That world has been hit by war and disaster but picks up the bones of civilization as we know it–now put under the control of a violent right wing extremist who is deadly serious about eradicating homosexuality. There’s also a symbiotic species of alien whose arrival on earth saves us from ecological disaster….but the aliens have their own agenda and are rumored to feast on humans. Those named criminals are sacrificed to the aliens.
Just to be who they are in this oppressive world, our heroes have to become rebels. Homosexuals are given the option to be reprogrammed and join the military or die. One of the main characters, Turk, is an ex-soldier who turns militant rebel. Alex is a young man about to enter college who’d successfully hidden his homosexuality until being caught in a honeytrap set up by the oppressive government. It’s Turk’s job to save him.
On top of being sexy and exciting, I hope this story also gets people thinking. To that end, one of the ideas posed does have to do with our devices.

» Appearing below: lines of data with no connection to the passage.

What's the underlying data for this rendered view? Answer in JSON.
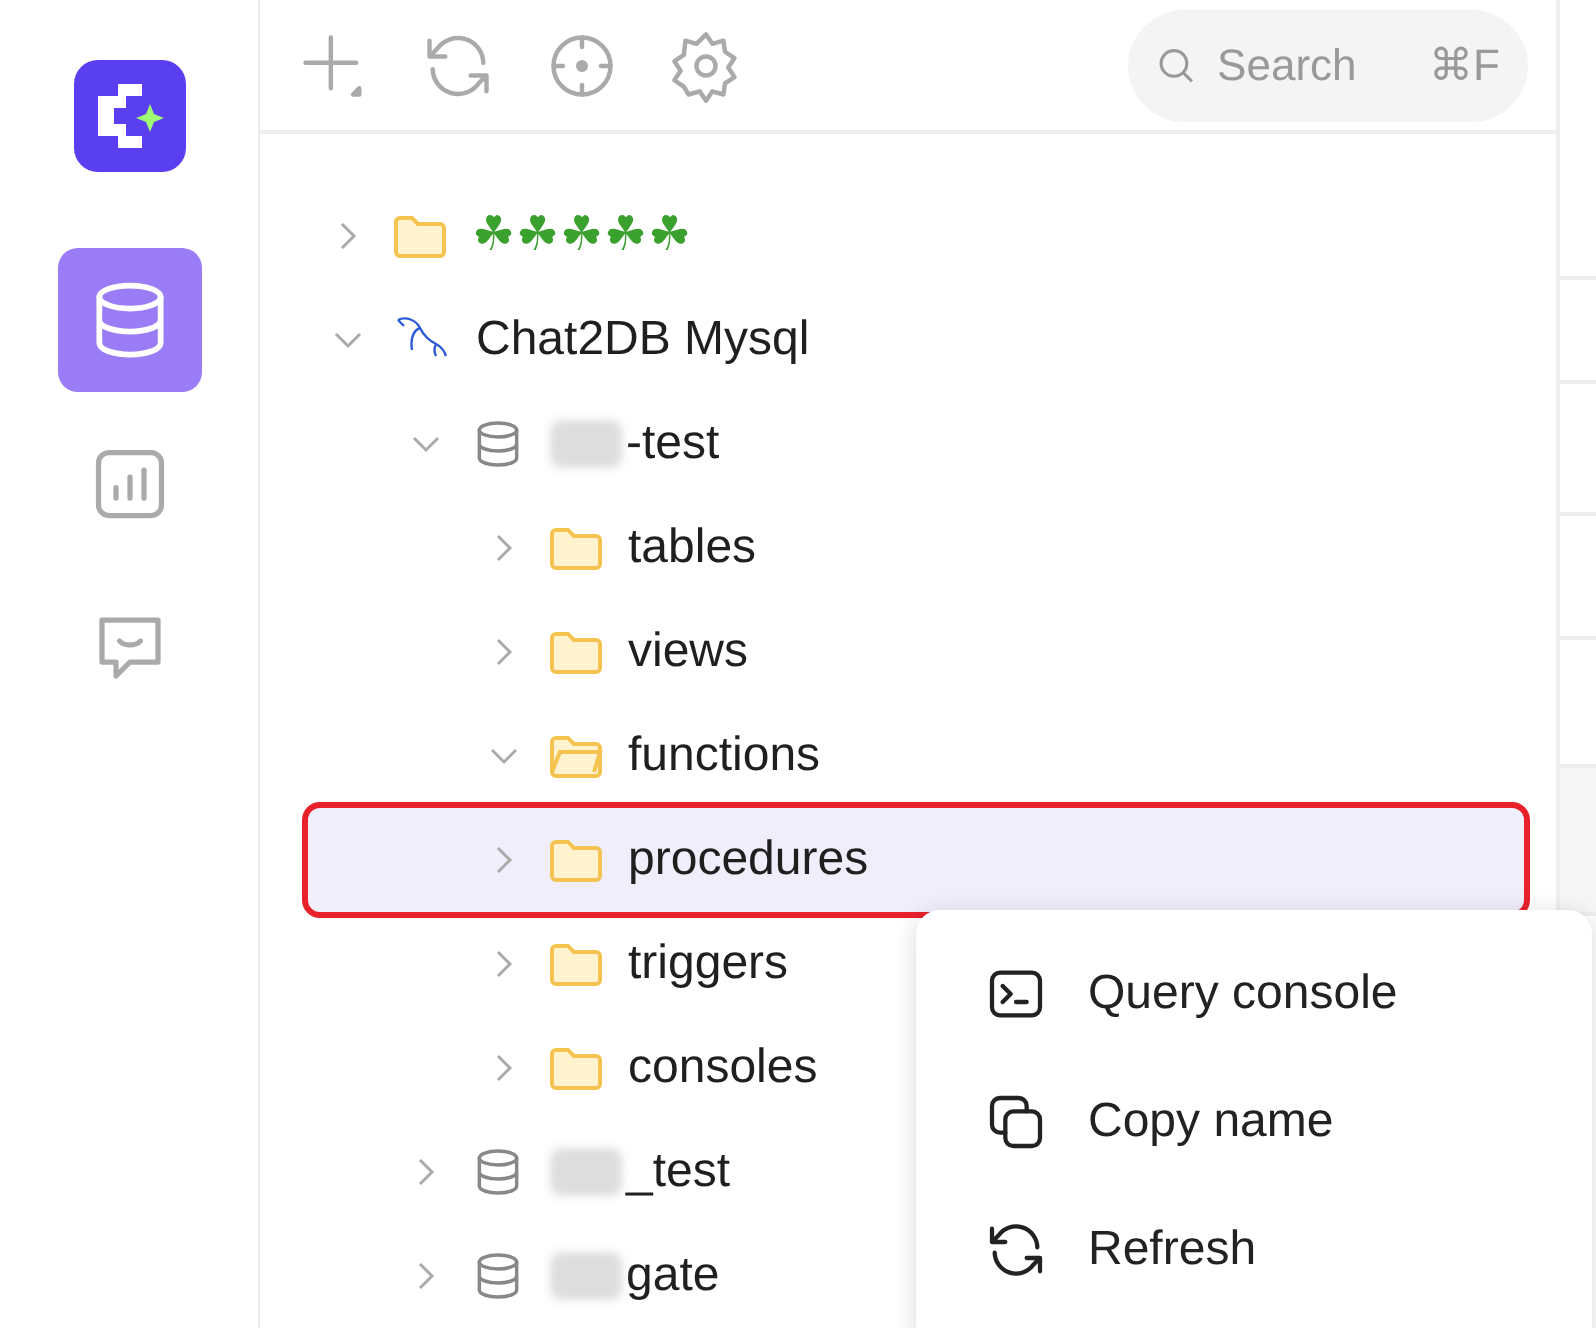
{
  "rail": {
    "items": [
      {
        "selected": true
      },
      {
        "selected": false
      },
      {
        "selected": false
      }
    ]
  },
  "toolbar": {
    "search": {
      "placeholder": "Search",
      "shortcut": "⌘F"
    }
  },
  "tree": [
    {
      "kind": "folder",
      "label": "☘☘☘☘☘",
      "expanded": false,
      "selected": false
    },
    {
      "kind": "connection",
      "label": "Chat2DB Mysql",
      "expanded": true,
      "selected": false,
      "children": [
        {
          "kind": "database",
          "label": "-test",
          "blurred": true,
          "expanded": true,
          "selected": false,
          "children": [
            {
              "kind": "folder",
              "label": "tables",
              "expanded": false,
              "selected": false
            },
            {
              "kind": "folder",
              "label": "views",
              "expanded": false,
              "selected": false
            },
            {
              "kind": "folder",
              "label": "functions",
              "expanded": true,
              "selected": false
            },
            {
              "kind": "folder",
              "label": "procedures",
              "expanded": false,
              "selected": true
            },
            {
              "kind": "folder",
              "label": "triggers",
              "expanded": false,
              "selected": false
            },
            {
              "kind": "folder",
              "label": "consoles",
              "expanded": false,
              "selected": false
            }
          ]
        },
        {
          "kind": "database",
          "label": "_test",
          "blurred": true,
          "expanded": false,
          "selected": false
        },
        {
          "kind": "database",
          "label": "gate",
          "blurred": true,
          "expanded": false,
          "selected": false
        }
      ]
    }
  ],
  "context_menu": [
    {
      "label": "Query console"
    },
    {
      "label": "Copy name"
    },
    {
      "label": "Refresh"
    }
  ]
}
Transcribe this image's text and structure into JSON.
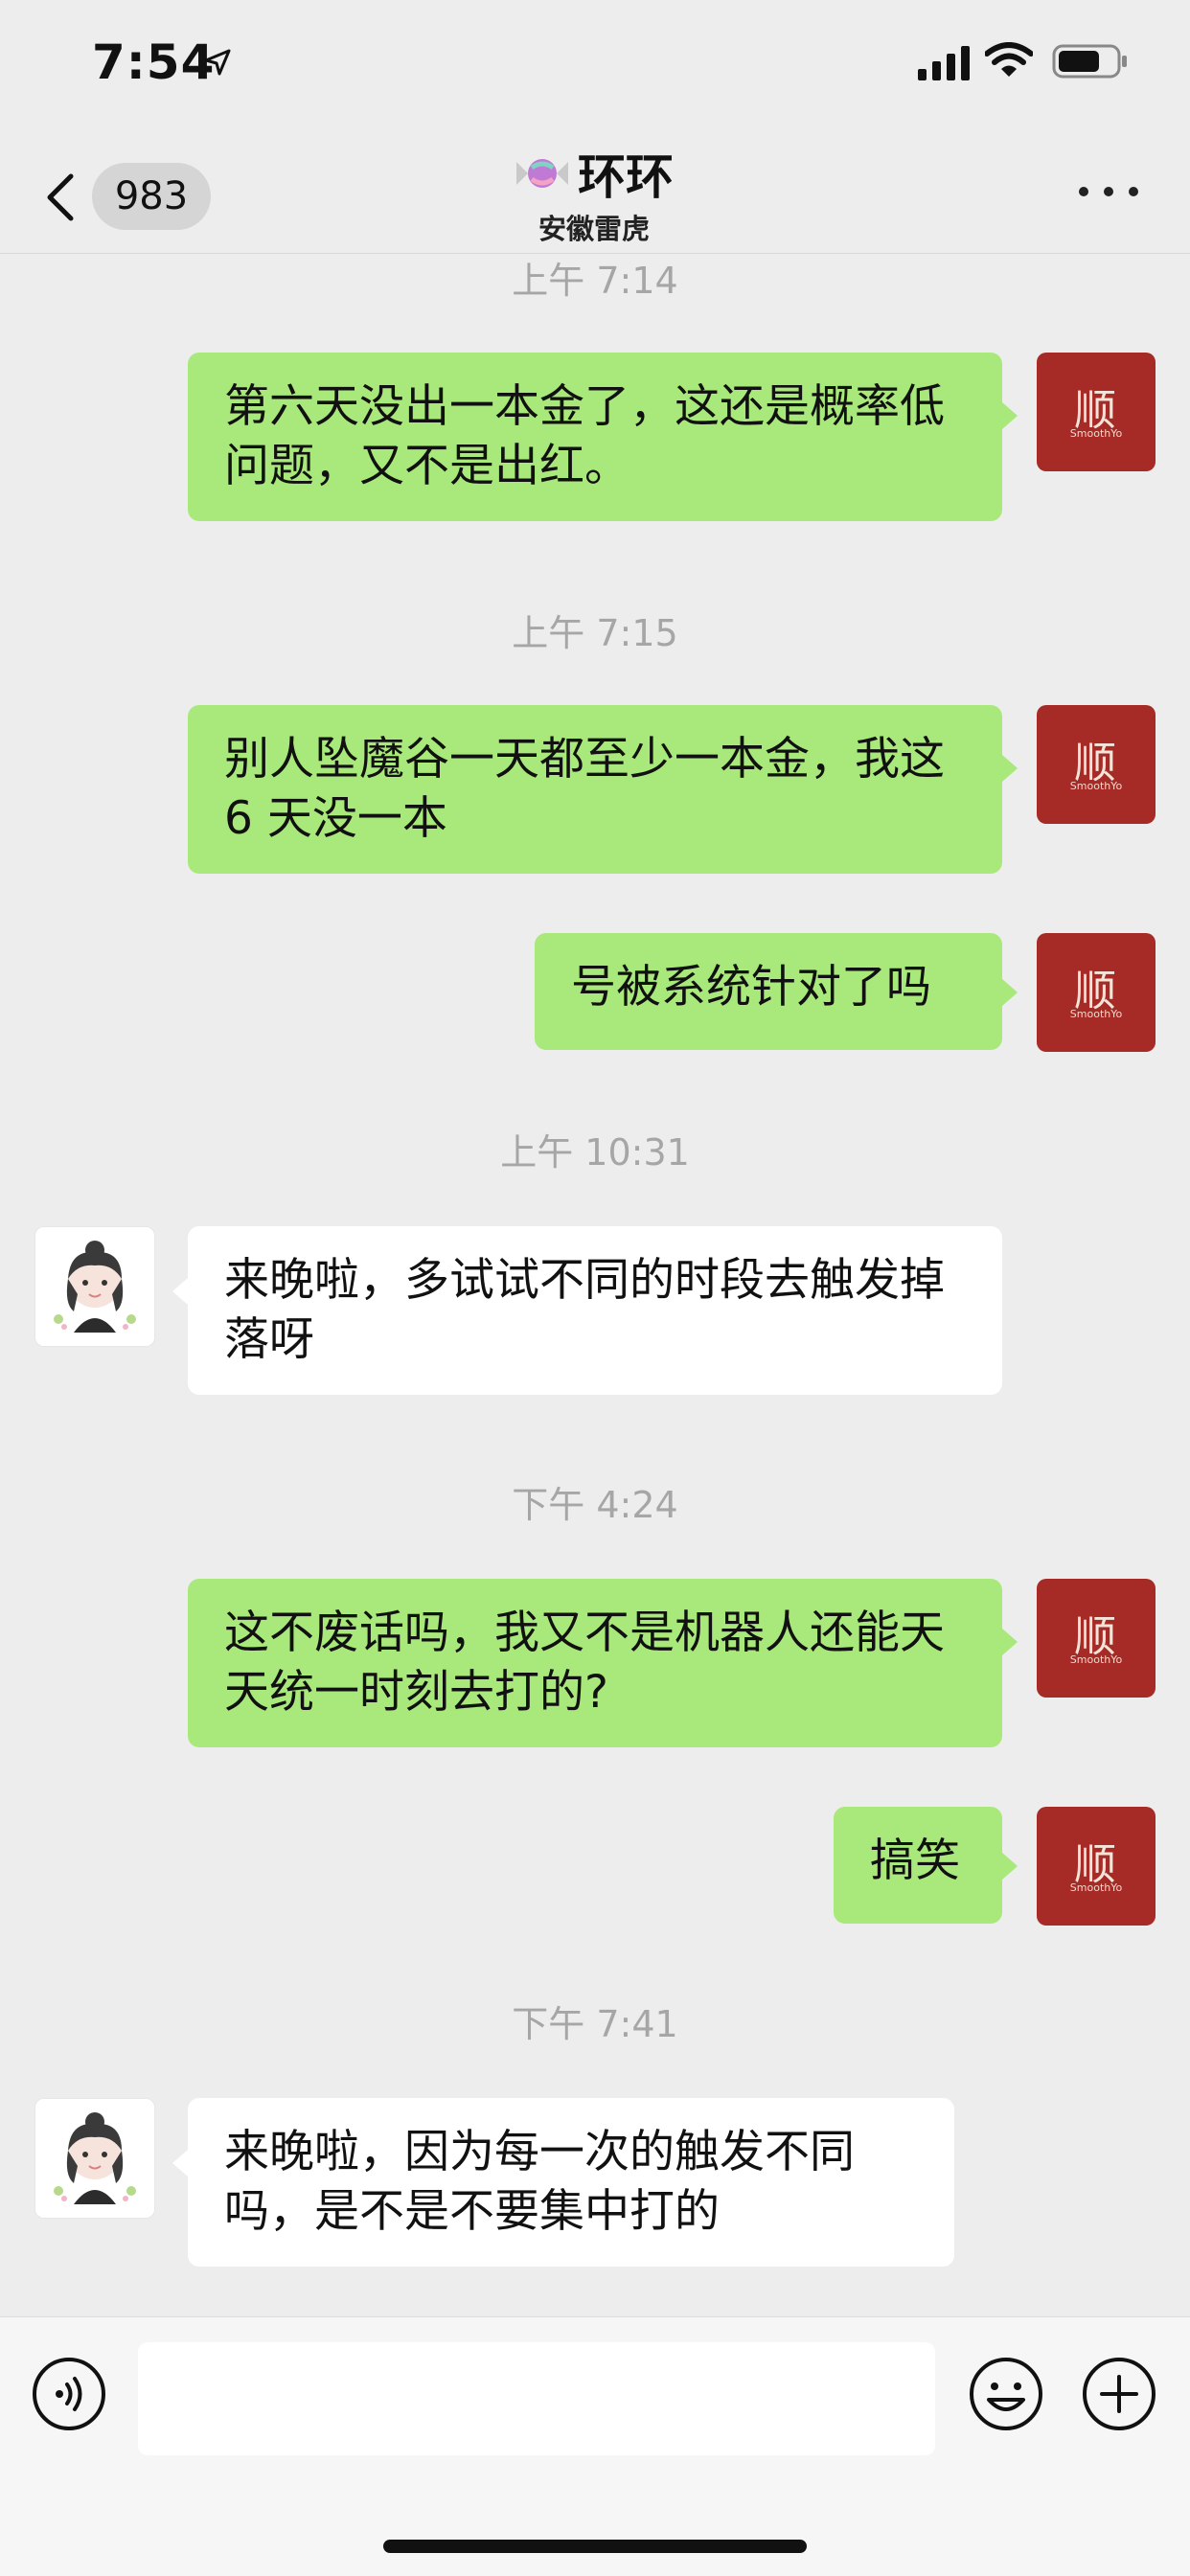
{
  "status_bar": {
    "time": "7:54"
  },
  "nav": {
    "unread_count": "983",
    "title": "环环",
    "subtitle": "安徽雷虎"
  },
  "avatars": {
    "me_text": "顺",
    "me_small": "SmoothYo"
  },
  "messages": [
    {
      "type": "timestamp",
      "text": "上午 7:14"
    },
    {
      "type": "sent",
      "text": "第六天没出一本金了，这还是概率低问题，又不是出红。"
    },
    {
      "type": "timestamp",
      "text": "上午 7:15"
    },
    {
      "type": "sent",
      "text": "别人坠魔谷一天都至少一本金，我这 6 天没一本"
    },
    {
      "type": "sent",
      "text": "号被系统针对了吗"
    },
    {
      "type": "timestamp",
      "text": "上午 10:31"
    },
    {
      "type": "received",
      "text": "来晚啦，多试试不同的时段去触发掉落呀"
    },
    {
      "type": "timestamp",
      "text": "下午 4:24"
    },
    {
      "type": "sent",
      "text": "这不废话吗，我又不是机器人还能天天统一时刻去打的?"
    },
    {
      "type": "sent",
      "text": "搞笑"
    },
    {
      "type": "timestamp",
      "text": "下午 7:41"
    },
    {
      "type": "received",
      "text": "来晚啦，因为每一次的触发不同吗，是不是不要集中打的"
    }
  ],
  "input": {
    "value": "",
    "placeholder": ""
  }
}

When you think about it, with GPS on in our phones, our banking information, our email, our texts, our contacts…our devices can paint a frighteningly accurate picture of us. Never before have we had such an invasive set of information collected in a one-stop shop sort of place. Yet, it’s just so convenient to have and use.
Do you ever think about the data that is being compiled? Do you worry about that? Do you think only people doing things that are bad should be worried? Leave a comment and let me know what you think.
For these and other slightly frightening thoughts, you can find me in spooky omnipresence:
November 11, 2015
Drumroll please and here it is, my big debut, both as a Dreamspinner Press author and as a writer of m/m romance. It’s pretty nerve-wracking for any author on release day, but with those additional factors, I’m a bit of a wreck right now. My new sci-fi book, Raider Captured, is finally available after what has seemed like months and months of writing, submitting, waiting, and editing. Hold on a minute, that’s exactly how long it has taken. Hopefully all that hard work both on my part and all the talented folks at Dreamspinner will result in an entertaining read for you.
Raider Captured, as the title implies, is, in addition to being a romance and outer space adventure tale, my exploration of the strictures and pressures of imprisonment on both sides of the cage. My initial inspiration for the story was putting two characters in opposition to each other in the most fundamental way; prisoner and jailor. How could I weave romance into such a power imbalance? Both characters would have to overcome many obstacles to eventually place trust in each other and finally discover love. Equally important was having each character empathize with the other’s position. Sagiv, the captured warrior, knows that Daran, his young captor, is facing tremendous pressure to return him for a ransom. Sagiv is certain none of his people would offer up anything for his return as he’s disgraced in defeat. Daran realizes he should feel nothing but disdain for Sagiv, a man who attacked his ship, but he can’t suppress his innate curiosity about the mysterious fighter. There is a connection between them, forged first in the manacles around Sagiv’s wrists, and only strengthened when Daran decides to remove the restraints and free his fearsome prisoner.
There’s always an element of risk when falling in love. Oftentimes we have to give up things we thought were important in order to create that emotional bond with another person. We might have to move, face a friend or family’s disapproval, or open ourselves up to the possibility of rejection. Everyone has to make a leap into the unknown for the chance at romance.
I’m curious about what you had to risk in order to find love. Please leave a comment below for the chance to win a copy of Raider Captured or something useful if you’re ever captured by an alien.
Check out Raider Captured here!